SciStarter and Arizona State University are happy to announce that we’ve received support from the National Science Foundation to host a workshop at North Caroline State University, November 8-9, 2018.
This workshop is funded by the Advancing Informal STEM Learning (AISL) program, which seeks to advance new approaches to, and evidence-based understanding of, the design and development of STEM learning in informal environments. This includes providing multiple pathways for broadening access to and engagement in STEM learning experiences, advancing innovative research on and assessment of STEM learning in informal environments, and developing understandings of deeper learning by participants.
The project will conduct a two-day workshop that will gather citizen science project leaders to address barriers in citizen science research and infrastructure: The inability to holistically study the movement, engagement, persistence and learning outcomes among volunteers engaged in multiple projects. The past few years have been a time of tremendous growth in awareness of and interest in citizen science projects. The project will address an increasing gap preventing projects in three now-popular categories (apps, projects hosted on government websites, and event-based projects) from adopting the digital tools created and available through SciStarter.com. The workshop will bring citizen science project leaders together to deepen an understanding of their needs regarding the adoption of digital tools, developed by Scistarter, which will result in more comprehensive data in support of research in informal science learning outcomes of volunteers engaged in citizen science across projects and platforms. The in-person and online contributions from participants will guide the development of resources and tutorials to scale adoption.
SciStarter is a repository of hundreds of citizen science projects. Through previous NSF support, SciStarter developed digital affiliate tools which
project leaders use on their own websites to enable analytics (statistics gathered from user activity online) to help projects more easily recruit and coordinator volunteers, help volunteers track their contributions across projects and platforms, and help researchers holistically study the movement and learning outcomes across projects and platforms. The proposed workshop will facilitate iteration and adoption of the tools among three classes of projects, not originally accounted for, which have dramatically increased in numbers during the past year: 1) app-based projects, 2) projects hosted on government websites, and 3) event-based projects.

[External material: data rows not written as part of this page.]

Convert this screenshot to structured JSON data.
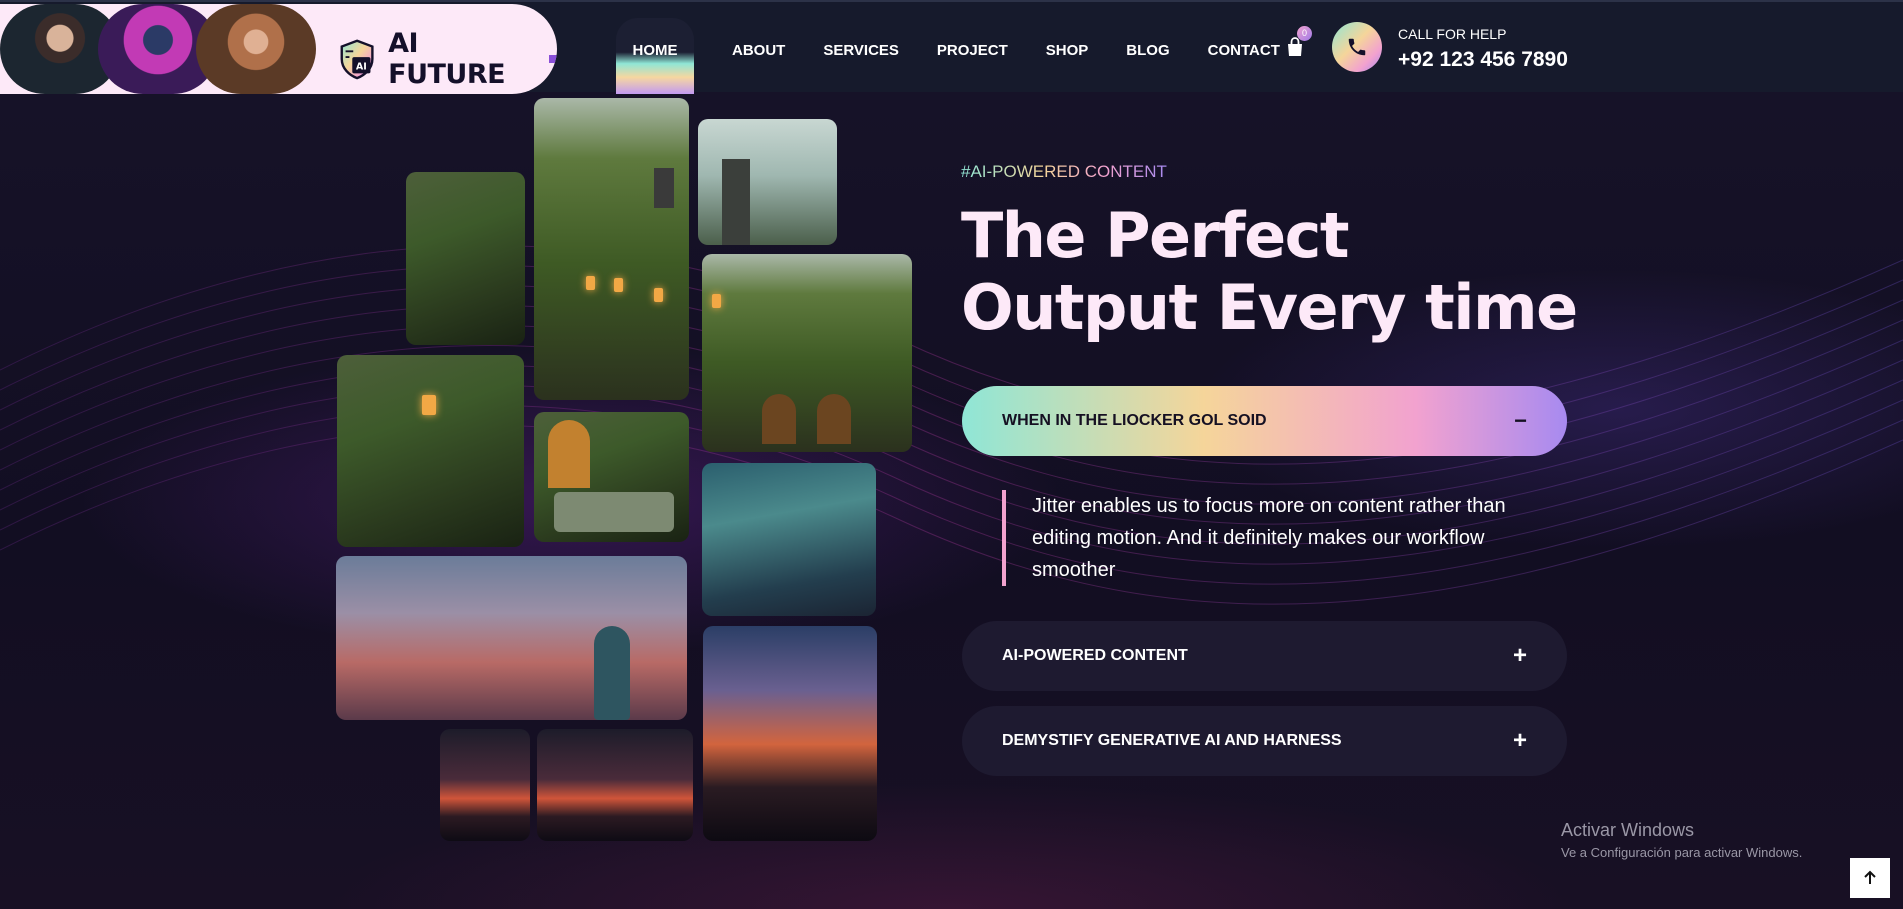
{
  "header": {
    "brand_name": "AI FUTURE",
    "brand_badge": "AI",
    "nav": [
      {
        "label": "HOME",
        "active": true
      },
      {
        "label": "ABOUT"
      },
      {
        "label": "SERVICES"
      },
      {
        "label": "PROJECT"
      },
      {
        "label": "SHOP"
      },
      {
        "label": "BLOG"
      },
      {
        "label": "CONTACT"
      }
    ],
    "cart_count": "0",
    "call_label": "CALL FOR HELP",
    "call_number": "+92 123 456 7890"
  },
  "hero": {
    "tag": "#AI-POWERED CONTENT",
    "title_line1": "The Perfect",
    "title_line2": "Output Every time"
  },
  "accordion": [
    {
      "title": "WHEN IN THE LIOCKER GOL SOID",
      "open": true,
      "sign": "−",
      "body": "Jitter enables us to focus more on content rather than editing motion. And it definitely makes our workflow smoother"
    },
    {
      "title": "AI-POWERED CONTENT",
      "open": false,
      "sign": "+"
    },
    {
      "title": "DEMYSTIFY GENERATIVE AI AND HARNESS",
      "open": false,
      "sign": "+"
    }
  ],
  "windows_notice": {
    "title": "Activar Windows",
    "subtitle": "Ve a Configuración para activar Windows."
  },
  "icons": {
    "cart": "shopping-bag-icon",
    "phone": "phone-icon",
    "scroll_top": "arrow-up-icon"
  },
  "colors": {
    "accent_gradient": [
      "#8fe6d6",
      "#f5d59a",
      "#f2a2cf",
      "#a78af0"
    ],
    "background": "#140f24",
    "header_bg": "#161a2c",
    "title": "#fde9f8"
  }
}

By co-designing and implementing iterative versions of the tools among these projects, the project will address important gaps in research, enable a richer, more comprehensive understanding of volunteer engagement patterns, and discover opportunities to build a stronger community of citizen science practitioners who collaborate to enhance volunteer learning communities. The project will culminate in improved research in this field and improved management of citizen science projects for appropriate recruitment and retention that fosters STEM learning.
Are you a citizen science project or event leader who wants to adopt the Affiliate Tools right now? You can’t wait for the workshop in November? Well, that’s awesome and we can help you. Email Info@SciStarter.com and we’ll either step you through the process or if you prefer to give our developers access to your code, we can do all of this for you at no charge.
If you’d like to apply to join us in North Carolina 11/8-9, just complete this brief preliminary applicationand we’ll be in touch with a few more questions in the coming weeks.
Founder of SciStarter and Professor of Practice at Arizona State University